Preventing Oral Health Problems

Fortunately, there are steps you can take to maintain good oral health and reduce your risk of developing heart disease or diabetes. Starting with a strong oral hygiene routine is key, including brushing teeth twice a day with fluoride toothpaste, flossing daily, and using mouthwash. Regular dental checkups and cleanings also help to prevent gum disease and tooth decay before they become more serious.

It’s also important to maintain a healthy diet, avoiding sugary and starchy foods that can contribute to tooth decay and gum disease. Finally, it’s worth noting that habits such as smoking and excessive alcohol use can contribute to oral health problems, as well as increase the risk of heart disease and diabetes.

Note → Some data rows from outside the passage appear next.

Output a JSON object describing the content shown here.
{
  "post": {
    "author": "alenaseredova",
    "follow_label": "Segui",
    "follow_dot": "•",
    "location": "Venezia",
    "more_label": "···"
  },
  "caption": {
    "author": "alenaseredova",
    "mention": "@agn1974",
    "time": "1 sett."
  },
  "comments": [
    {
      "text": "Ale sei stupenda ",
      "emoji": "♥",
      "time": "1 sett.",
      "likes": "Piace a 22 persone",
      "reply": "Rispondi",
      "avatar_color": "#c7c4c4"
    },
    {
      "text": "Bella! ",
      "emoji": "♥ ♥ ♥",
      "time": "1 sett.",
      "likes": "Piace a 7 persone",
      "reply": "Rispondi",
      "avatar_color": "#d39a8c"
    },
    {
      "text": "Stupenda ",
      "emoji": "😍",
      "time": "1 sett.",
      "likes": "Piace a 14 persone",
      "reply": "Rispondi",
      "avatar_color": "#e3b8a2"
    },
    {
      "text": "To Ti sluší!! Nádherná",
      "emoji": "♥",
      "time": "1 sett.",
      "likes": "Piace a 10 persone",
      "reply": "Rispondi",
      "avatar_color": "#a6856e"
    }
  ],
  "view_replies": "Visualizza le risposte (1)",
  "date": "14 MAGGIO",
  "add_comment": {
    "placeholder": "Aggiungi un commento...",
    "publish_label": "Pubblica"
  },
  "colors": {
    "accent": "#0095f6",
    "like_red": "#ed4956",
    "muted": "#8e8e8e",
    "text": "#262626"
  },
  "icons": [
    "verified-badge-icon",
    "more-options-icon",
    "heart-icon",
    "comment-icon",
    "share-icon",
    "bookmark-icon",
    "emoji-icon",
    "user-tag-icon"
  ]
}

Oral health is strongly linked to overall health, and taking care of your teeth and gums can help to reduce the risk of developing heart disease and diabetes. By following a healthy lifestyle, including a strong oral hygiene routine, eating a balanced diet, and avoiding harmful habits, you can improve your overall well-being and reduce your risk of serious health problems.